Let me start by being clear that I am in favor of term limits. I am not in favor of people running forever. That said, the victory of President Chavez is a tremendous one, and not just for him as an individual.
There are those who are committed to turning the clock backwards and they are not simply in operation at election time. The US ruling elite was thoroughly convinced that they could not only unseat the Chavez administration but that they could begin the reversal of the process of social transformation underway in Venezuela. Through instruments, such as the Washington Post, the ruling elite has been hounding the Chavez administration accusing them of being everything but children of God.
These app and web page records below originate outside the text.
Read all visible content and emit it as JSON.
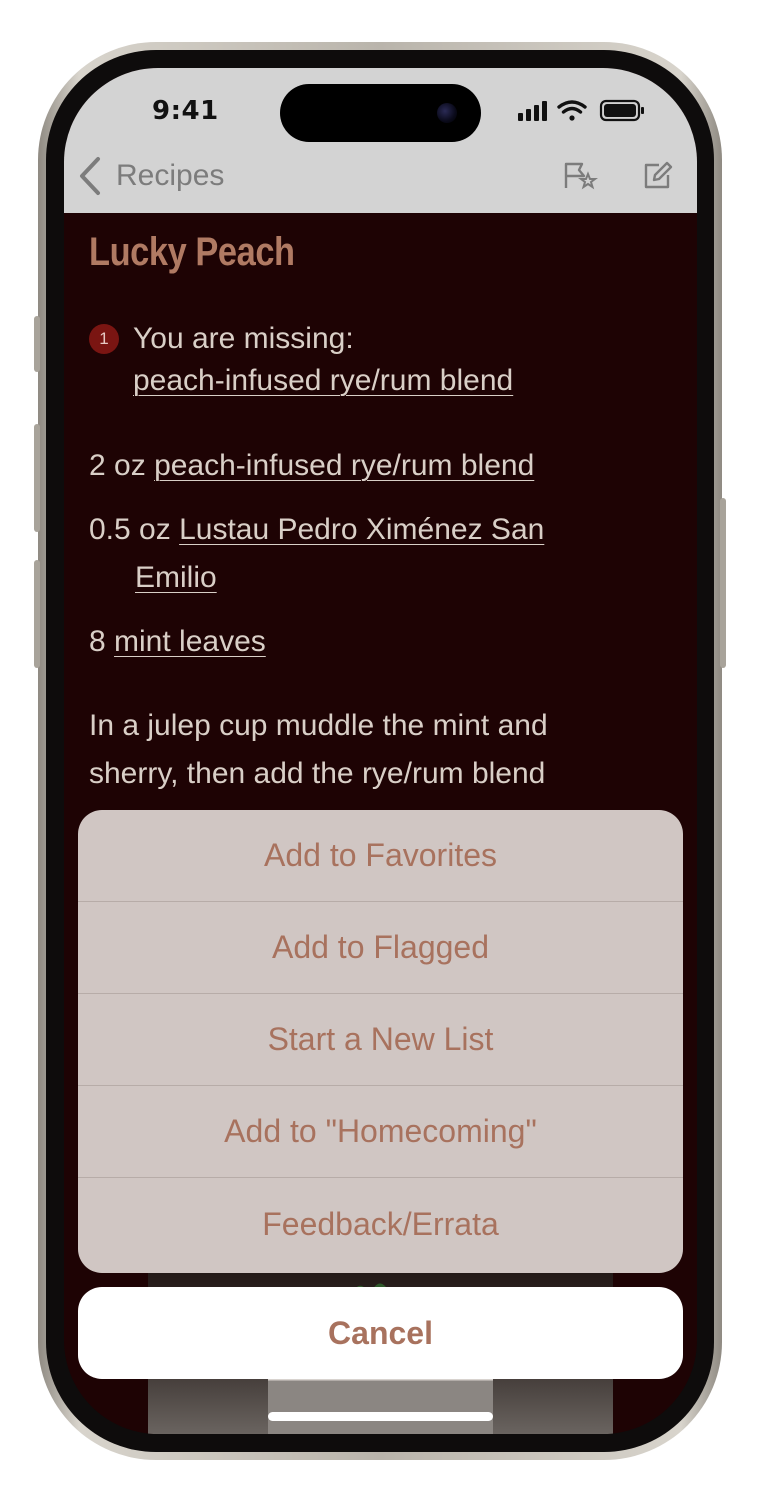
{
  "status_bar": {
    "time": "9:41"
  },
  "nav": {
    "back_label": "Recipes"
  },
  "recipe": {
    "title": "Lucky Peach",
    "missing_count": "1",
    "missing_label": "You are missing:",
    "missing_item": "peach-infused rye/rum blend",
    "ingredients": [
      {
        "amount": "2 oz",
        "name": "peach-infused rye/rum blend"
      },
      {
        "amount": "0.5 oz",
        "name_line1": "Lustau Pedro Ximénez San",
        "name_line2": "Emilio"
      },
      {
        "amount": "8",
        "name": "mint leaves"
      }
    ],
    "instructions_line1": "In a julep cup muddle the mint and",
    "instructions_line2": "sherry, then add the rye/rum blend"
  },
  "action_sheet": {
    "items": [
      "Add to Favorites",
      "Add to Flagged",
      "Start a New List",
      "Add to \"Homecoming\"",
      "Feedback/Errata"
    ],
    "cancel_label": "Cancel"
  },
  "colors": {
    "accent": "#a8725e",
    "title": "#b07a63",
    "background": "#1e0304",
    "badge": "#7a1512"
  },
  "icons": [
    "chevron-left-icon",
    "flag-star-icon",
    "compose-icon",
    "signal-icon",
    "wifi-icon",
    "battery-icon"
  ]
}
The Chavez victory was critical but it was not a slam-dunk. While President Chavez and his United Socialist Party of Venezuela (PSUV) won a comfortable victory, there remain important challenges. Not the least of these is the on-going struggle with the Venezuelan state. While Chavez may be the elected leader of the country, one cannot say that the State is in the hands of either the PSUV or the people. There are those who are committed to turning the clock backwards and they are not simply in operation at election time. Second, President Chavez has committed to following the path towards socialism. Given this, how will the economy be reorganized so that it is both less dependent on oil, but also growing in new fields? Socialism is not only the provision of services. The economy must be growing but it also must be in the hands of the people. Thus, what does democratic control of the political AND economic system by the working. people of Venezuela look like?
A second major area is that of succession. I started this essay by noting that i believe–strongly–in term limits. When there are no term limits there is a tendency for any leader to surround himself or herself with people who feed their ego and who block off “bad news” rather than helping the leader to understand the real world. There is also a tendency to deny mortality. President Chavez has been forced to face mortality through his own battle with cancer. The process of social transformation in Venezuela cannot depend on one person alone, irrespective of how charismatic and intelligent they happen to be. Any process of social transformation must be both broad and deep, meaning in this case, that the PSUV must become a training ground for the next generation of Venezuelan leaders, and leaders who are, in fact, empowered to lead.
There is an additional challenge, and actually one that faces most of Latin America: race. For Latin America there is both the question of the indigenous people and the people of African descent. Venezuela took dramatic steps some years ago to move into law the rights of the indigenous people. There have also been steps taken to address the demands of the African descendant populations. That said, there is a strong counter-current in Latin America that wishes to deny the existence of racism and racist oppression. The African descendant population of Venezuela, particularly in the form of organized political movements, have been very supportive of the Chavez administration. They will certainly be looking for greater support not to mention increased dialogue on the matter of race in their country.
The US ruling elite was thoroughly convinced that they could not only unseat the Chavez administration but that they could begin the reversal of the process of social transformation underway in Venezuela. President Chavez, like much of the world, had been hopeful that President Obama would introduce a new foreign relations approach when he came to office. While there have been important changes, such as the withdrawal from Iraq and the commitment to withdraw from Afghanistan, there has been far too much continuity from earlier administrations. One aspect of that has been the hostility towards the Chavez administration. Instead of taking advantage of the opening that existed in 2009 to strike a different chord, the Obama administration continued to suggest that the Chavez administration represented an unstable and unproductive element in Latin American politics. The reality is that the Chavez administration is part of a much broader current in Latin America that is asserting its sovereignty from the imperial domination of the USA, but also attempting to redress historic economic and political injustices that have often thrown their respective countries into civil wars, dictatorships and other national calamities. Should President Obama be re-elected it is essential that progressive minded people insist on a rejection of US imperial arrogance and a renegotiation of the relationship between the USA and Latin America. That could start with turning down the hostile volume and activities regularly directed at Venezuela.